━━━ DATASET

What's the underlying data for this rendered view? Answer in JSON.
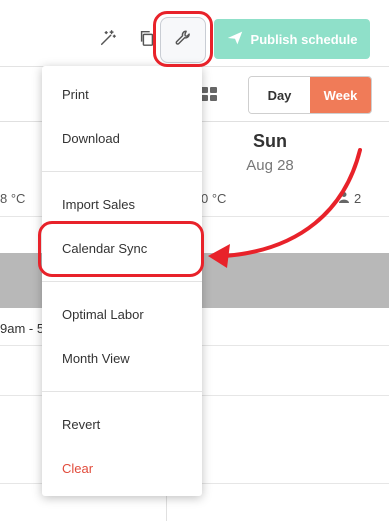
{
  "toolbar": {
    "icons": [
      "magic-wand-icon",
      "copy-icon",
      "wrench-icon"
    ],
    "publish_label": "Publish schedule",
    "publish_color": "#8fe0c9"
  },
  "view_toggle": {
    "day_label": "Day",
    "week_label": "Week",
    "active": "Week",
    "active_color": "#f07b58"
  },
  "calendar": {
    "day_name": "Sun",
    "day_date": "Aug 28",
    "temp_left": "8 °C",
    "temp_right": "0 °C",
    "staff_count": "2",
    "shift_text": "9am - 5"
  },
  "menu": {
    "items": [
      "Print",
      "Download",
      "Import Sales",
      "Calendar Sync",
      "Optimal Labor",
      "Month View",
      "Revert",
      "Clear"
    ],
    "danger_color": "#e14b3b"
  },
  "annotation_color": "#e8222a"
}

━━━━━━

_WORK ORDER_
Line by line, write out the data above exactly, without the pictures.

_WRITTEN SOLUTION_
What's the underlying data for this rendered view? Answer in JSON.
{
  "toolbar": {
    "icons": [
      "magic-wand-icon",
      "copy-icon",
      "wrench-icon"
    ],
    "publish_label": "Publish schedule",
    "publish_color": "#8fe0c9"
  },
  "view_toggle": {
    "day_label": "Day",
    "week_label": "Week",
    "active": "Week",
    "active_color": "#f07b58"
  },
  "calendar": {
    "day_name": "Sun",
    "day_date": "Aug 28",
    "temp_left": "8 °C",
    "temp_right": "0 °C",
    "staff_count": "2",
    "shift_text": "9am - 5"
  },
  "menu": {
    "items": [
      "Print",
      "Download",
      "Import Sales",
      "Calendar Sync",
      "Optimal Labor",
      "Month View",
      "Revert",
      "Clear"
    ],
    "danger_color": "#e14b3b"
  },
  "annotation_color": "#e8222a"
}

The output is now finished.